There are functions named `ceiling` and `floor` in Java’s TreeSet. However I didn’t find something like them in Scala’s TreeSet.

I use code like `set.from(123).min` to do such thing. However in this way a new set is created, thus the complexity is `O(n)` right? But actually I only need that value, the complexity should be `O(logn)`

Is there any function functioning like `ceiling` and `floor`?

Thanks guys!

You can use the `min` and `max` methods.

I know that. But I want to get the max value below an arbitrary value `x`. Use plain `max` will only get the max value in the whole tree. So I have to use `to` method and then `max`.

Does it hurt performance? It is mentioned in here few years ago. Is it sill the same?

How about `.maxBy(_ < x)`?

`maxBy` method is used for `finding the first element which yields the largest value measured by function f`.

And the `f` you gave is `_ < x`, which yields `Boolean`. Seems like Scala considers `True` is larger than `False`, since
`TreeSet(1, 3, 5).maxBy(_ < 5)` returns 1, due to 1 and 3 both yield `True`.

`maxBy` is not the one I want in this case.
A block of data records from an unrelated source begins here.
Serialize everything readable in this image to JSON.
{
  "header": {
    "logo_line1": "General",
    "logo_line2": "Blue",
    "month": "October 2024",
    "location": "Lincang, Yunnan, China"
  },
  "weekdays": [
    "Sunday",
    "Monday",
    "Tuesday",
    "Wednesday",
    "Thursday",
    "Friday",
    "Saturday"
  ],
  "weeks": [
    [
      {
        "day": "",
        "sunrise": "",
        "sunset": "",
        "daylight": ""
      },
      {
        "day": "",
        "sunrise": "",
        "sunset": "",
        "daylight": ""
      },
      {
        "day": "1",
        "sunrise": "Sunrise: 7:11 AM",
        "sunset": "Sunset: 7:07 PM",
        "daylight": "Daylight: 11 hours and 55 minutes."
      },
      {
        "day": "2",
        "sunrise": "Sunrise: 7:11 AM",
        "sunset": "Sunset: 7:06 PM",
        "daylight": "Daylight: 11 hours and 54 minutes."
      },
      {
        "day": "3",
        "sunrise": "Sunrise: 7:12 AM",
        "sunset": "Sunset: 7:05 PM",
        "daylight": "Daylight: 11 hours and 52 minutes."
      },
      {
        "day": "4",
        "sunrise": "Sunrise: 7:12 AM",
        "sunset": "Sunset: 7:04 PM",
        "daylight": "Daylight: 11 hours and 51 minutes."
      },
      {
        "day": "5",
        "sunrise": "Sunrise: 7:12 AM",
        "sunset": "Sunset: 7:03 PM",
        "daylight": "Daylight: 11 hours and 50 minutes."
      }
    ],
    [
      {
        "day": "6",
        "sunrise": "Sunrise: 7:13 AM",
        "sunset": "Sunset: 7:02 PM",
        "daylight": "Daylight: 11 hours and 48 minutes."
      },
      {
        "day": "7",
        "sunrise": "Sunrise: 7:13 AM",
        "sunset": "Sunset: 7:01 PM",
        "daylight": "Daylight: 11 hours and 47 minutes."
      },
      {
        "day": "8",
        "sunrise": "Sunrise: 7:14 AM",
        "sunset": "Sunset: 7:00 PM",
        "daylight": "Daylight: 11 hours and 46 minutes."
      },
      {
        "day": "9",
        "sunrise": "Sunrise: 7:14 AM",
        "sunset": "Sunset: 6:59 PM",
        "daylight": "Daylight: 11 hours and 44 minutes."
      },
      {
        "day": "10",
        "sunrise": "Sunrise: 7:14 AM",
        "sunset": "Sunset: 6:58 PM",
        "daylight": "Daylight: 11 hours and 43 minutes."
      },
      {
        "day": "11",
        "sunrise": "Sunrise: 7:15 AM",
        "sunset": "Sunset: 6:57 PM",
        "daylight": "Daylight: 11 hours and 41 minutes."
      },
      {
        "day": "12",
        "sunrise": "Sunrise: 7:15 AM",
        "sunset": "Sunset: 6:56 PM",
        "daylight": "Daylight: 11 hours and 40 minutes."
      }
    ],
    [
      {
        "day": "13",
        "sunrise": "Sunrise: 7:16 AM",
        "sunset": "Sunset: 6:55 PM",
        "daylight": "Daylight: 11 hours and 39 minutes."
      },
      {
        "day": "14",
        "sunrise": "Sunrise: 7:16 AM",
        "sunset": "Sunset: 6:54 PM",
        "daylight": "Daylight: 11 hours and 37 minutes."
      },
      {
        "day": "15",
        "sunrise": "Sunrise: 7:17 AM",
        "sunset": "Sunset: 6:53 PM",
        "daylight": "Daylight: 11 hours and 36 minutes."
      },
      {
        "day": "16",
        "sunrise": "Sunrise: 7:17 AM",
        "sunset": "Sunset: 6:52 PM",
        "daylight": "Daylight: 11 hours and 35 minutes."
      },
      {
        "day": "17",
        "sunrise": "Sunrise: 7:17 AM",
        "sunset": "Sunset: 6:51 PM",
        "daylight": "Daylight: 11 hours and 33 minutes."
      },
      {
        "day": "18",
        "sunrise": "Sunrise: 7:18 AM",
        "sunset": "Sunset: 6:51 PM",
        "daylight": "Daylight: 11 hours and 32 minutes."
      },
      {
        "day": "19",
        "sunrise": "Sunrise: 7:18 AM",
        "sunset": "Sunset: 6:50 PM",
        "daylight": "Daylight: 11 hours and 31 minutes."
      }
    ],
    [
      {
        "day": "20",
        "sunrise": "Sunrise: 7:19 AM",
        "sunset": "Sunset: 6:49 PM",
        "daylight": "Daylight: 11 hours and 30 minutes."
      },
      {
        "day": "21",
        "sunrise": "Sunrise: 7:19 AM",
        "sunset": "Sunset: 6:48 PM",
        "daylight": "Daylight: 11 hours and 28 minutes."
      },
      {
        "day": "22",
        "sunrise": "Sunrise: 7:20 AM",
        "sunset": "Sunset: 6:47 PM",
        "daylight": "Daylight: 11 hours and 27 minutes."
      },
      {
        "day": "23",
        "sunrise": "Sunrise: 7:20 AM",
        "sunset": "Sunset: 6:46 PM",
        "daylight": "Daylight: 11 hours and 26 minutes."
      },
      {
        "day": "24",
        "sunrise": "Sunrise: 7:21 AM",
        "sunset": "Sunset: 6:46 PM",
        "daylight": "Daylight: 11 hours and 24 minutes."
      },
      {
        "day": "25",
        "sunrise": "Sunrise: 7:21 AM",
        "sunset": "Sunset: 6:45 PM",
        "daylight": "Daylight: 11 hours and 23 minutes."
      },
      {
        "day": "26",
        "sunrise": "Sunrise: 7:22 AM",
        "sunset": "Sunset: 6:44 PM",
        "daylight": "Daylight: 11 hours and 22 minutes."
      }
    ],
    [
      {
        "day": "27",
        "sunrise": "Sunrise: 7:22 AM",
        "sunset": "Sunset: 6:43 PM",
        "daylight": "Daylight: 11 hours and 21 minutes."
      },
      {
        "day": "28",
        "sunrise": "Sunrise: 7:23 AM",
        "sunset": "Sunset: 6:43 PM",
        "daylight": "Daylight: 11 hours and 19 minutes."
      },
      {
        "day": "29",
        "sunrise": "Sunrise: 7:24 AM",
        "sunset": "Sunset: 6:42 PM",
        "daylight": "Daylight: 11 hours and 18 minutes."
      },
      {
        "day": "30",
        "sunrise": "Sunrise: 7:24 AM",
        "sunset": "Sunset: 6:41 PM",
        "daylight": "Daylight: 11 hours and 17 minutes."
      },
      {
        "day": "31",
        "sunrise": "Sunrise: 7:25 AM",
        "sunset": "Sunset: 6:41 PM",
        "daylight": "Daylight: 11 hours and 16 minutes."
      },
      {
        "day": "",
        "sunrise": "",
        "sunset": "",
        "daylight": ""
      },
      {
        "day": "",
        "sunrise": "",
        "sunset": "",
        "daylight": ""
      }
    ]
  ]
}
`TreeSet(1, 3, 5).maxBy(x => if (x < 5) x else Int.MinValue)` this will return the desired result 3. However, I think the complexity of it is `O(n)`.

Strange that TreeSet has slice(Int, Int), but no method to get a single
element at a given position.

Of course, you can do

def get[A](set: SortedSet[A], pos: Int): A = set.slice(pos, pos + 1).head

Now you can do a binary search for elements.

`slice` looks like the combination of `from` and `to`, which means it’s still the same thing. `slice` returns a new TreeSet, which means a new red-black tree will be created, thus the complexity of `O(n)` is inevitable.

The point is, in a BST the complexity should be `O(logn)` if you want to find a specific value. In Java, `ceiling` and `floor` are provided to do this.

A reasonable implementation of TreeSet.slice should only go with
O(n_in_slice*log(n_total))

Yeah, I agree with u. I said `O(n)` because I guess it was similar to heap.

But the point is you can go with `O(log n_total)` if you only want that specific value.